For me, his stage win in the undulating surrounds of the Massif Central, on the fifth stage of this year's Tour de France, was a game-changer. On a 216 kilometre day that boasted six categorised climbs and nary a metre of flat, he and Thomas de Gendt broke free of their fellow escapees 100 kilometres from the finish. Unperturbed by de Gendt's pedigree, who was enjoying his best-ever season since finishing on the podium of the 2012 Giro d'Italia, Van Avermaet chose the steepest part of the penultimate climb of the Col du Perthus (4.4km at 7.9%) to extricate himself from his fellow countryman, and duly soloed into Le Lioran and the maillot jaune, which he wore for three days.
Matthews, despite being some six years younger, has always shown a precocity towards reasonably hilly stages. His lightning-fast finish, at times on par with a pure sprinter, means that until recently, he was often (unfairly) labelled as such. The third stage of the 2011 Tour Down Under to Stirling was an early sign of things to come but as he told me later on, it also stymied his progress because "it gave me a big head".
For me, the one that really drove home how versatile he was and how good he could be was the sixth stage of the 2014 Giro. Among the company of Cadel Evans, Tim Wellens and Matteo Rabbotini he won a hilltop finish at Montecassino - a near 9km climb, and coming at the end of a 247km day in the saddle. Unless you can handle the distance and unless you can climb, you simply don't win a race like that. By the way, he was just 23 years young at the time.

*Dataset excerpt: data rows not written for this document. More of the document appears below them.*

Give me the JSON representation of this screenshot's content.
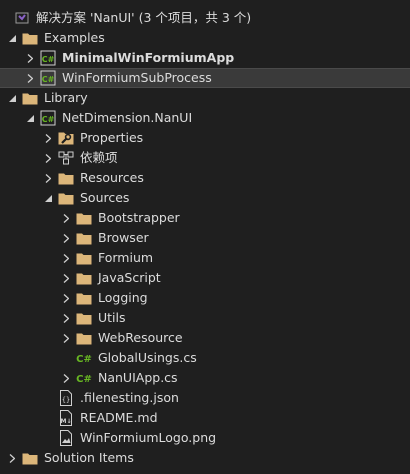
{
  "solution": {
    "label": "解决方案 'NanUI' (3 个项目，共 3 个)"
  },
  "examples": {
    "label": "Examples",
    "projects": [
      "MinimalWinFormiumApp",
      "WinFormiumSubProcess"
    ]
  },
  "library": {
    "label": "Library"
  },
  "project": {
    "label": "NetDimension.NanUI"
  },
  "properties": {
    "label": "Properties"
  },
  "dependencies": {
    "label": "依赖项"
  },
  "resources": {
    "label": "Resources"
  },
  "sources": {
    "label": "Sources",
    "folders": [
      "Bootstrapper",
      "Browser",
      "Formium",
      "JavaScript",
      "Logging",
      "Utils",
      "WebResource"
    ],
    "files": [
      "GlobalUsings.cs",
      "NanUIApp.cs"
    ]
  },
  "root_files": [
    ".filenesting.json",
    "README.md",
    "WinFormiumLogo.png"
  ],
  "solution_items": {
    "label": "Solution Items"
  },
  "colors": {
    "background": "#1f1f1f",
    "folder": "#dcb67a",
    "csharp": "#68b723",
    "selected_row": "#3a3a3a",
    "vs_purple": "#8a62c7"
  }
}
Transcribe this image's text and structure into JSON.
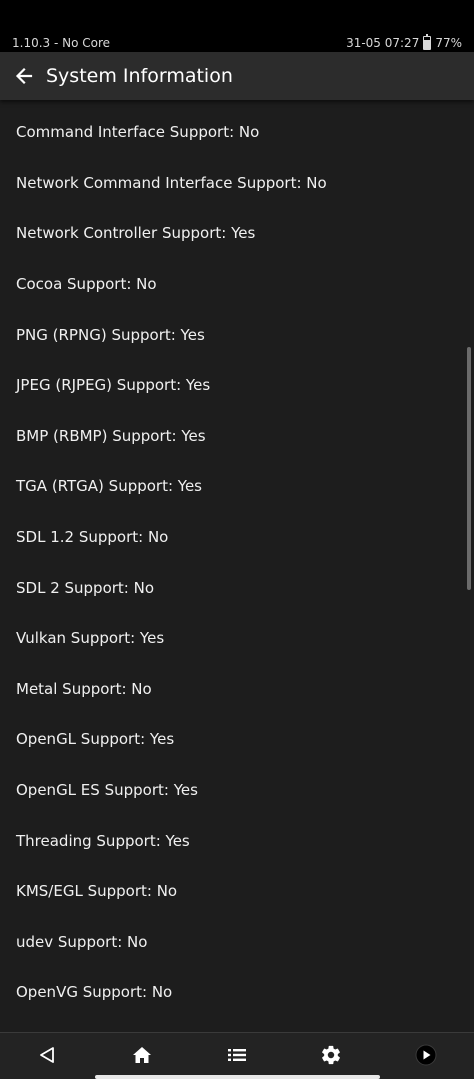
{
  "status_bar": {
    "app_version": "1.10.3 - No Core",
    "datetime": "31-05 07:27",
    "battery": "77%",
    "battery_level": 0.77
  },
  "header": {
    "title": "System Information",
    "back_icon": "arrow-left-icon"
  },
  "items": [
    {
      "label": "Command Interface Support: No"
    },
    {
      "label": "Network Command Interface Support: No"
    },
    {
      "label": "Network Controller Support: Yes"
    },
    {
      "label": "Cocoa Support: No"
    },
    {
      "label": "PNG (RPNG) Support: Yes"
    },
    {
      "label": "JPEG (RJPEG) Support: Yes"
    },
    {
      "label": "BMP (RBMP) Support: Yes"
    },
    {
      "label": "TGA (RTGA) Support: Yes"
    },
    {
      "label": "SDL 1.2 Support: No"
    },
    {
      "label": "SDL 2 Support: No"
    },
    {
      "label": "Vulkan Support: Yes"
    },
    {
      "label": "Metal Support: No"
    },
    {
      "label": "OpenGL Support: Yes"
    },
    {
      "label": "OpenGL ES Support: Yes"
    },
    {
      "label": "Threading Support: Yes"
    },
    {
      "label": "KMS/EGL Support: No"
    },
    {
      "label": "udev Support: No"
    },
    {
      "label": "OpenVG Support: No"
    }
  ],
  "bottom_nav": [
    {
      "icon": "back-triangle-icon"
    },
    {
      "icon": "home-icon"
    },
    {
      "icon": "list-icon"
    },
    {
      "icon": "gear-icon"
    },
    {
      "icon": "play-circle-icon"
    }
  ],
  "colors": {
    "background": "#1d1d1d",
    "header": "#2c2c2c",
    "nav": "#232323",
    "text": "#f0f0f0"
  }
}
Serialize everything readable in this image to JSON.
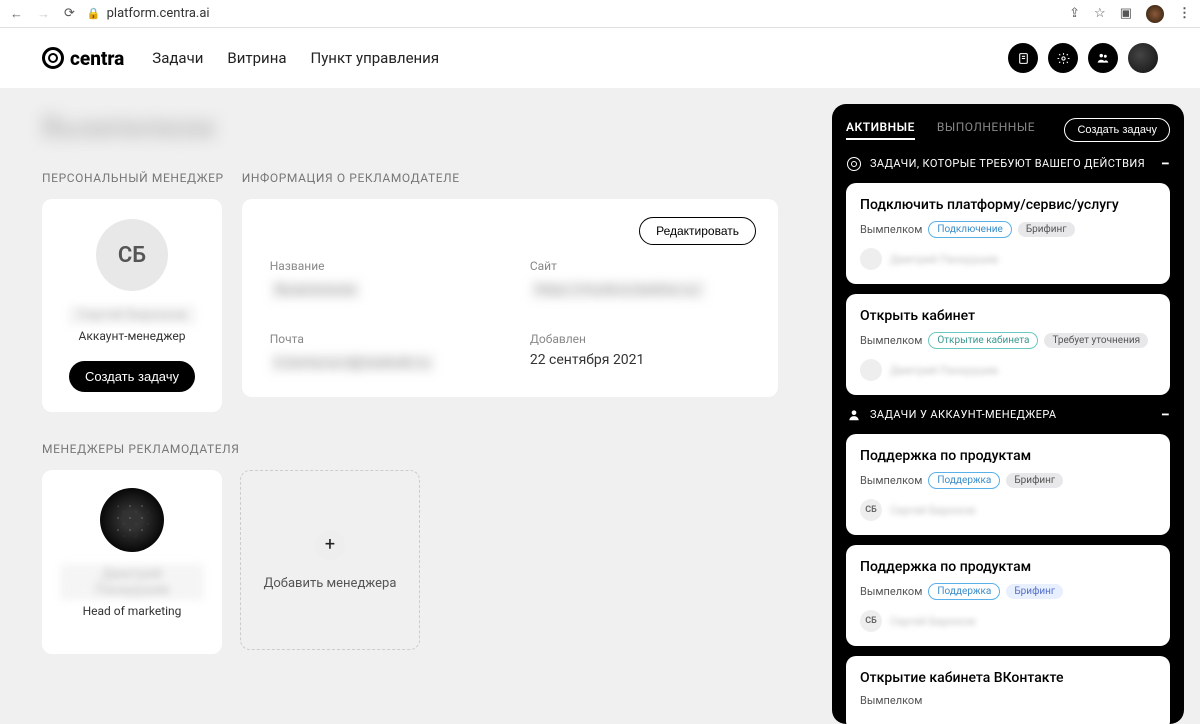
{
  "browser": {
    "url": "platform.centra.ai"
  },
  "header": {
    "brand": "centra",
    "nav": [
      "Задачи",
      "Витрина",
      "Пункт управления"
    ]
  },
  "page": {
    "title": "Вымпелком",
    "sections": {
      "personal_manager": "ПЕРСОНАЛЬНЫЙ МЕНЕДЖЕР",
      "advertiser_info": "ИНФОРМАЦИЯ О РЕКЛАМОДАТЕЛЕ",
      "advertiser_managers": "МЕНЕДЖЕРЫ РЕКЛАМОДАТЕЛЯ"
    }
  },
  "personal_manager": {
    "initials": "СБ",
    "name": "Сергей Бирюков",
    "role": "Аккаунт-менеджер",
    "cta": "Создать задачу"
  },
  "info": {
    "edit": "Редактировать",
    "fields": {
      "name_label": "Название",
      "name_value": "Вымпелком",
      "site_label": "Сайт",
      "site_value": "https://moskva.beeline.ru/",
      "email_label": "Почта",
      "email_value": "k.borisova-d@realweb.ru",
      "added_label": "Добавлен",
      "added_value": "22 сентября 2021"
    }
  },
  "adv_managers": {
    "items": [
      {
        "name": "Дмитрий Панкрушев",
        "role": "Head of marketing"
      }
    ],
    "add_label": "Добавить менеджера"
  },
  "sidebar": {
    "tabs": {
      "active": "АКТИВНЫЕ",
      "done": "ВЫПОЛНЕННЫЕ"
    },
    "create": "Создать задачу",
    "sections": {
      "action_required": "ЗАДАЧИ, КОТОРЫЕ ТРЕБУЮТ ВАШЕГО ДЕЙСТВИЯ",
      "at_manager": "ЗАДАЧИ У АККАУНТ-МЕНЕДЖЕРА"
    },
    "tasks_action": [
      {
        "title": "Подключить платформу/сервис/услугу",
        "company": "Вымпелком",
        "tags": [
          {
            "text": "Подключение",
            "style": "blue-o"
          },
          {
            "text": "Брифинг",
            "style": "grey-f"
          }
        ],
        "assignee": {
          "initials": "",
          "name": "Дмитрий Панкрушев"
        }
      },
      {
        "title": "Открыть кабинет",
        "company": "Вымпелком",
        "tags": [
          {
            "text": "Открытие кабинета",
            "style": "teal-o"
          },
          {
            "text": "Требует уточнения",
            "style": "grey-f"
          }
        ],
        "assignee": {
          "initials": "",
          "name": "Дмитрий Панкрушев"
        }
      }
    ],
    "tasks_manager": [
      {
        "title": "Поддержка по продуктам",
        "company": "Вымпелком",
        "tags": [
          {
            "text": "Поддержка",
            "style": "blue-o"
          },
          {
            "text": "Брифинг",
            "style": "grey-f"
          }
        ],
        "assignee": {
          "initials": "СБ",
          "name": "Сергей Бирюков"
        }
      },
      {
        "title": "Поддержка по продуктам",
        "company": "Вымпелком",
        "tags": [
          {
            "text": "Поддержка",
            "style": "blue-o"
          },
          {
            "text": "Брифинг",
            "style": "blue-f"
          }
        ],
        "assignee": {
          "initials": "СБ",
          "name": "Сергей Бирюков"
        }
      },
      {
        "title": "Открытие кабинета ВКонтакте",
        "company": "Вымпелком",
        "tags": [],
        "assignee": {
          "initials": "",
          "name": ""
        }
      }
    ]
  }
}
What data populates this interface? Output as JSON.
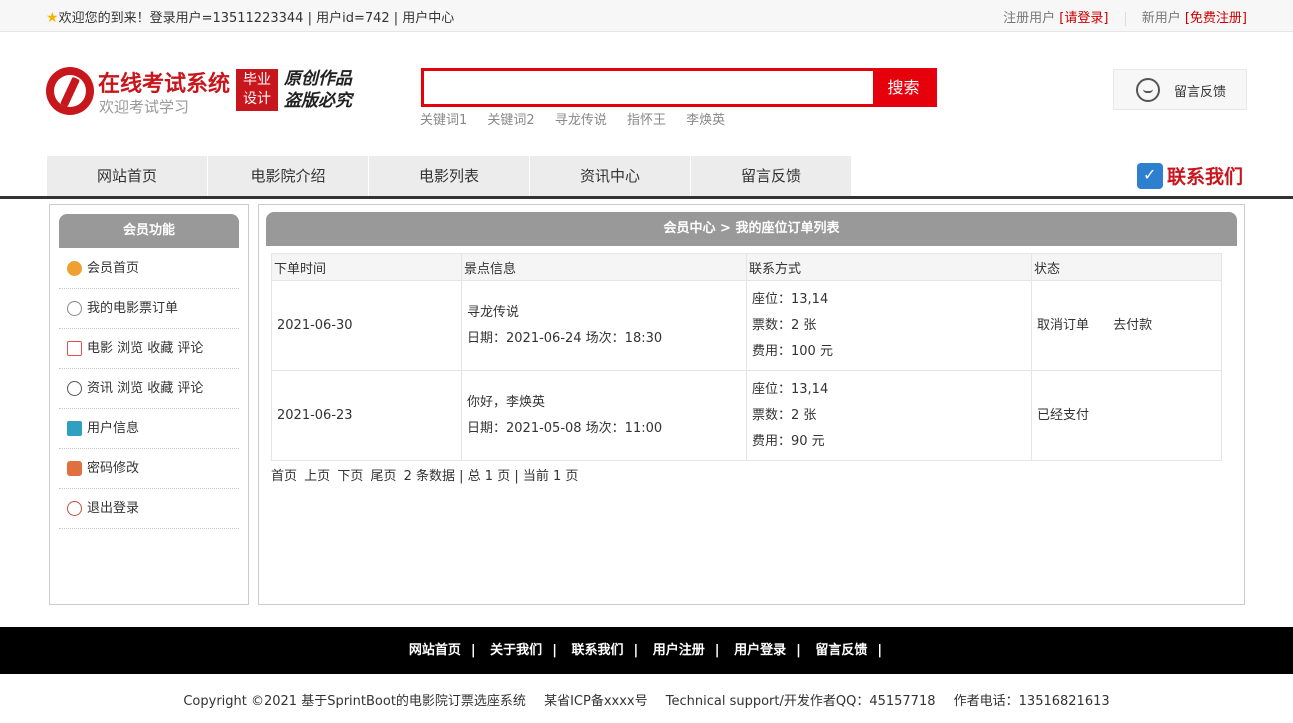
{
  "topbar": {
    "welcome": "欢迎您的到来！登录用户=13511223344 | 用户id=742 | 用户中心",
    "reg_label": "注册用户",
    "login_link": "[请登录]",
    "new_label": "新用户",
    "free_reg_link": "[免费注册]"
  },
  "logo": {
    "title": "在线考试系统",
    "subtitle": "欢迎考试学习",
    "badge_line1": "毕业",
    "badge_line2": "设计",
    "slogan_line1": "原创作品",
    "slogan_line2": "盗版必究"
  },
  "search": {
    "placeholder": "",
    "button": "搜索",
    "keywords": [
      "关键词1",
      "关键词2",
      "寻龙传说",
      "指怀王",
      "李焕英"
    ]
  },
  "feedback_button": "留言反馈",
  "nav": {
    "items": [
      "网站首页",
      "电影院介绍",
      "电影列表",
      "资讯中心",
      "留言反馈"
    ],
    "contact": "联系我们"
  },
  "sidebar": {
    "title": "会员功能",
    "items": [
      {
        "label": "会员首页",
        "icon": "home-icon",
        "color": "#f0a030"
      },
      {
        "label": "我的电影票订单",
        "icon": "heart-icon",
        "color": "#888888"
      },
      {
        "label": "电影 浏览 收藏 评论",
        "icon": "grid-icon",
        "color": "#e05050"
      },
      {
        "label": "资讯 浏览 收藏 评论",
        "icon": "history-icon",
        "color": "#555555"
      },
      {
        "label": "用户信息",
        "icon": "clipboard-icon",
        "color": "#30a0c0"
      },
      {
        "label": "密码修改",
        "icon": "lock-icon",
        "color": "#e07040"
      },
      {
        "label": "退出登录",
        "icon": "power-icon",
        "color": "#c05040"
      }
    ]
  },
  "main": {
    "breadcrumb": "会员中心 > 我的座位订单列表",
    "columns": [
      "下单时间",
      "景点信息",
      "联系方式",
      "状态"
    ],
    "orders": [
      {
        "date": "2021-06-30",
        "movie": "寻龙传说",
        "schedule": "日期：2021-06-24 场次：18:30",
        "seat": "座位：13,14",
        "tickets": "票数：2 张",
        "fee": "费用：100 元",
        "action1": "取消订单",
        "action2": "去付款"
      },
      {
        "date": "2021-06-23",
        "movie": "你好，李焕英",
        "schedule": "日期：2021-05-08 场次：11:00",
        "seat": "座位：13,14",
        "tickets": "票数：2 张",
        "fee": "费用：90 元",
        "status": "已经支付"
      }
    ],
    "pager": {
      "first": "首页",
      "prev": "上页",
      "next": "下页",
      "last": "尾页",
      "summary": "2 条数据 | 总 1 页 | 当前 1 页"
    }
  },
  "footer": {
    "links": [
      "网站首页",
      "关于我们",
      "联系我们",
      "用户注册",
      "用户登录",
      "留言反馈"
    ],
    "copyright": "Copyright ©2021 基于SprintBoot的电影院订票选座系统",
    "icp": "某省ICP备xxxx号",
    "support": "Technical support/开发作者QQ：45157718",
    "phone": "作者电话：13516821613"
  }
}
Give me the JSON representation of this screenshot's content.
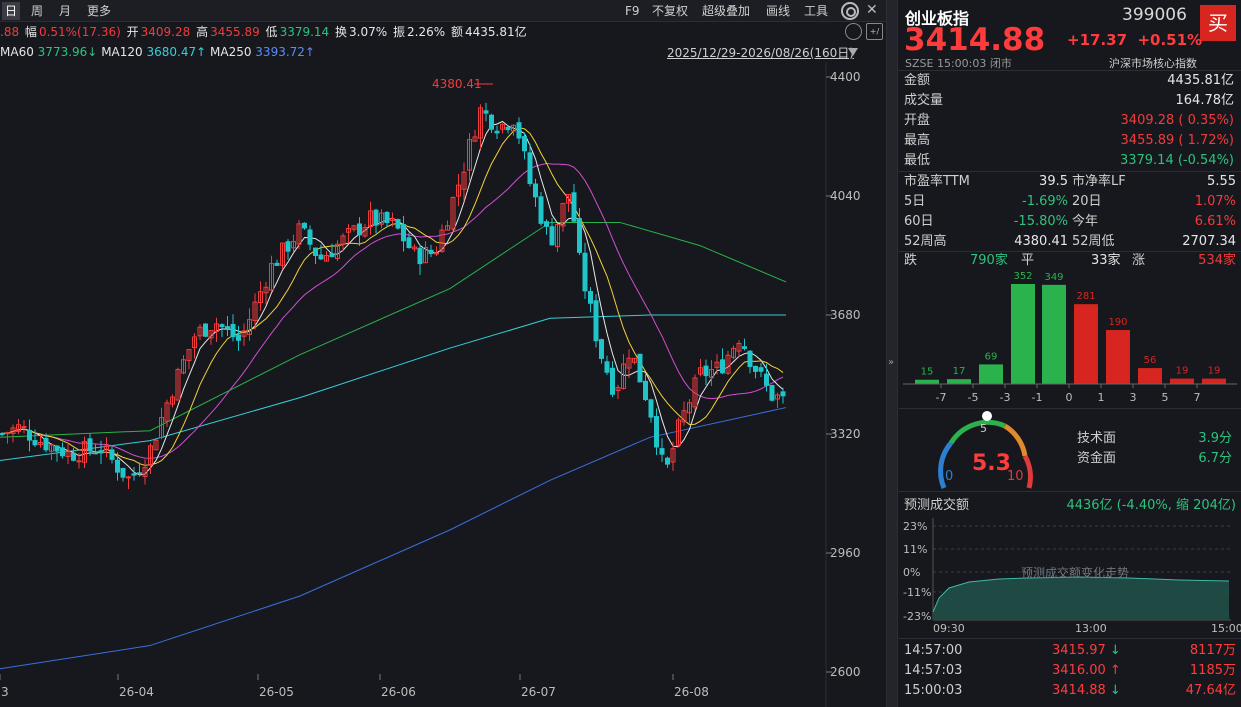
{
  "toolbar": {
    "periods": [
      "日",
      "周",
      "月",
      "更多"
    ],
    "right": [
      "F9",
      "不复权",
      "超级叠加",
      "画线",
      "工具"
    ]
  },
  "quote_line": {
    "prefix": ".88",
    "fu_label": "幅",
    "fu_value": "0.51%(17.36)",
    "kai_label": "开",
    "kai_value": "3409.28",
    "gao_label": "高",
    "gao_value": "3455.89",
    "di_label": "低",
    "di_value": "3379.14",
    "huan_label": "换",
    "huan_value": "3.07%",
    "zhen_label": "振",
    "zhen_value": "2.26%",
    "e_label": "额",
    "e_value": "4435.81亿"
  },
  "ma_line": {
    "ma60": "MA60",
    "ma60_v": "3773.96↓",
    "ma120": "MA120",
    "ma120_v": "3680.47↑",
    "ma250": "MA250",
    "ma250_v": "3393.72↑",
    "range": "2025/12/29-2026/08/26(160日)"
  },
  "chart_data": {
    "type": "candlestick",
    "y_ticks": [
      "4400",
      "4040",
      "3680",
      "3320",
      "2960",
      "2600"
    ],
    "x_ticks": [
      "3",
      "26-04",
      "26-05",
      "26-06",
      "26-07",
      "26-08"
    ],
    "high_label": "4380.41",
    "ylim": [
      2600,
      4400
    ],
    "colors": {
      "up": "#f23b3b",
      "down": "#20c5c9",
      "ma5": "#e8e8e8",
      "ma10": "#f2d23a",
      "ma20": "#d24fd2",
      "ma60": "#2bb24c",
      "ma120": "#35d0d8",
      "ma250": "#3b6fe0"
    }
  },
  "panel": {
    "name": "创业板指",
    "code": "399006",
    "buy": "买",
    "price": "3414.88",
    "change": "+17.37",
    "pct": "+0.51%",
    "exchange": "SZSE",
    "time": "15:00:03",
    "status": "闭市",
    "tag": "沪深市场核心指数",
    "jine_k": "金额",
    "jine_v": "4435.81亿",
    "cjl_k": "成交量",
    "cjl_v": "164.78亿",
    "kp_k": "开盘",
    "kp_v": "3409.28 ( 0.35%)",
    "zg_k": "最高",
    "zg_v": "3455.89 ( 1.72%)",
    "zd_k": "最低",
    "zd_v": "3379.14 (-0.54%)",
    "pe_k": "市盈率TTM",
    "pe_v": "39.5",
    "pb_k": "市净率LF",
    "pb_v": "5.55",
    "d5_k": "5日",
    "d5_v": "-1.69%",
    "d20_k": "20日",
    "d20_v": "1.07%",
    "d60_k": "60日",
    "d60_v": "-15.80%",
    "ytd_k": "今年",
    "ytd_v": "6.61%",
    "h52_k": "52周高",
    "h52_v": "4380.41",
    "l52_k": "52周低",
    "l52_v": "2707.34",
    "die_k": "跌",
    "die_v": "790家",
    "ping_k": "平",
    "ping_v": "33家",
    "zhang_k": "涨",
    "zhang_v": "534家"
  },
  "dist": {
    "labels": [
      "-7",
      "-5",
      "-3",
      "-1",
      "0",
      "1",
      "3",
      "5",
      "7"
    ],
    "values": [
      15,
      17,
      69,
      352,
      349,
      281,
      190,
      56,
      19,
      19
    ],
    "colors": [
      "#2bb24c",
      "#2bb24c",
      "#2bb24c",
      "#2bb24c",
      "#2bb24c",
      "#d7261f",
      "#d7261f",
      "#d7261f",
      "#d7261f",
      "#d7261f"
    ]
  },
  "gauge": {
    "value": "5.3",
    "min": "0",
    "mid": "5",
    "max": "10",
    "tech_k": "技术面",
    "tech_v": "3.9分",
    "fund_k": "资金面",
    "fund_v": "6.7分"
  },
  "predict": {
    "label": "预测成交额",
    "value": "4436亿 (-4.40%, 缩 204亿)",
    "y_ticks": [
      "23%",
      "11%",
      "0%",
      "-11%",
      "-23%"
    ],
    "x_ticks": [
      "09:30",
      "13:00",
      "15:00"
    ],
    "watermark": "预测成交额变化走势"
  },
  "ticks": [
    {
      "t": "14:57:00",
      "p": "3415.97",
      "arrow": "down",
      "v": "8117万"
    },
    {
      "t": "14:57:03",
      "p": "3416.00",
      "arrow": "up",
      "v": "1185万"
    },
    {
      "t": "15:00:03",
      "p": "3414.88",
      "arrow": "down",
      "v": "47.64亿"
    }
  ]
}
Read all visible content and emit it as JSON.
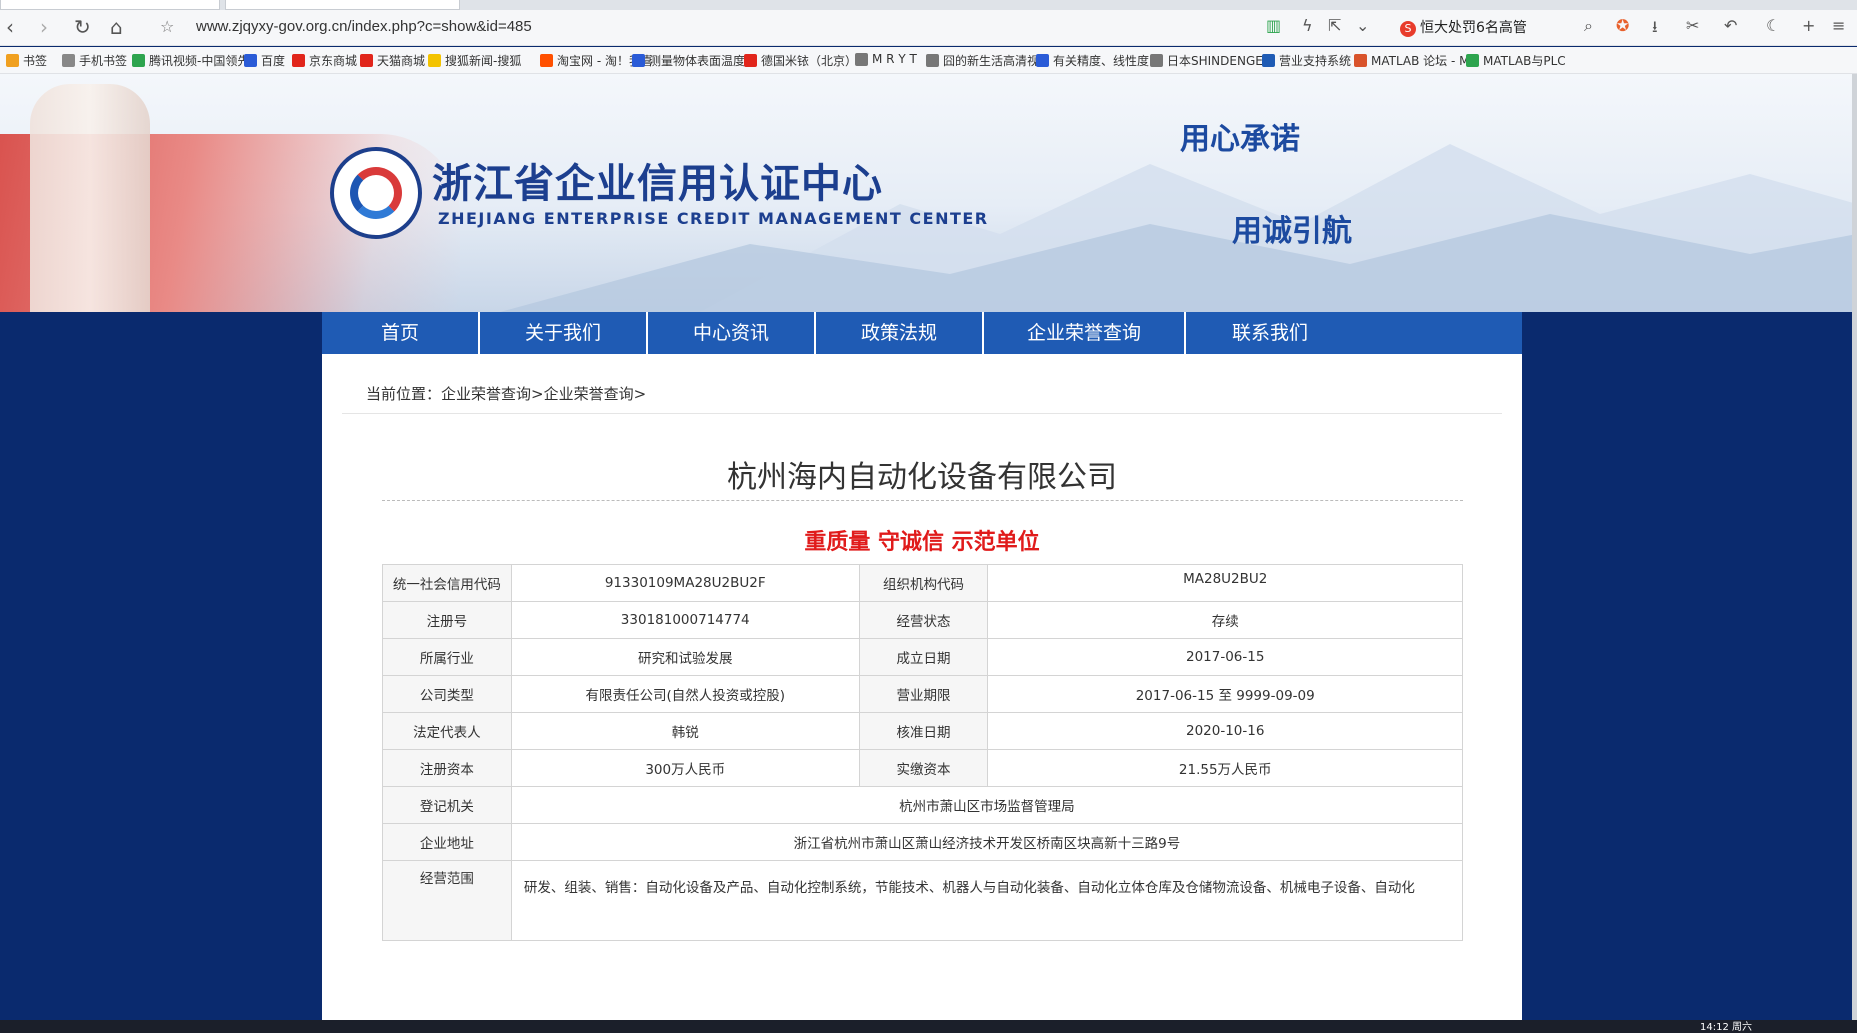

Two seasons on and five and a half years into his professional career, Matthews has 25 scalps to his name; his latest the greatest, the tenth stage to Revel at this year's Tour. If the infighting between he and Simon Gerrans had been sorted out much sooner, however, he could've had a lot more. Milan-San Remo, Amstel Gold Race, the road world championships... With unequivocal team support, they may already be his.
Another might be the Olympic Games road race.
Ever since the parcours was unveiled most pundits said it was a climber's course, one that favoured Grand Tour riders like Vincenzo Nibali and Chris Froome. I didn't disagree completely, but felt it also lent itself to someone like Van Avermaet, Matthews, Rui Costa or Julian Alaphilippe, who, one their day and under the right circumstances, could be in the mix.
As it turned out, the top 10 from Saturday was comprised of a mix of Grand Tour contenders and hilly Classics specialists. It should come as no surprise that the entire first five place-getters and nine out of the top ten rode the Tour. Before the race, one man from the winning team, Tim Wellens, observed: "It is a tough course, like we were told, but it is not super-hard. The distance is of course also a determining factor. I can't quite compare it with another race.
"The fact that it isn't an uphill finish might cause a different type of rider to win rather than a pure climber. More riders stand a chance. If the pace isn't too high during the day, an all-rounder could win here."
An all-rounder did win.
I'm convinced that Matthews, one of the best all-rounders in the peloton today along with Van Avermaet and Peter Sagan, had the form to be there. For mine, the Australian selectors got it wrong.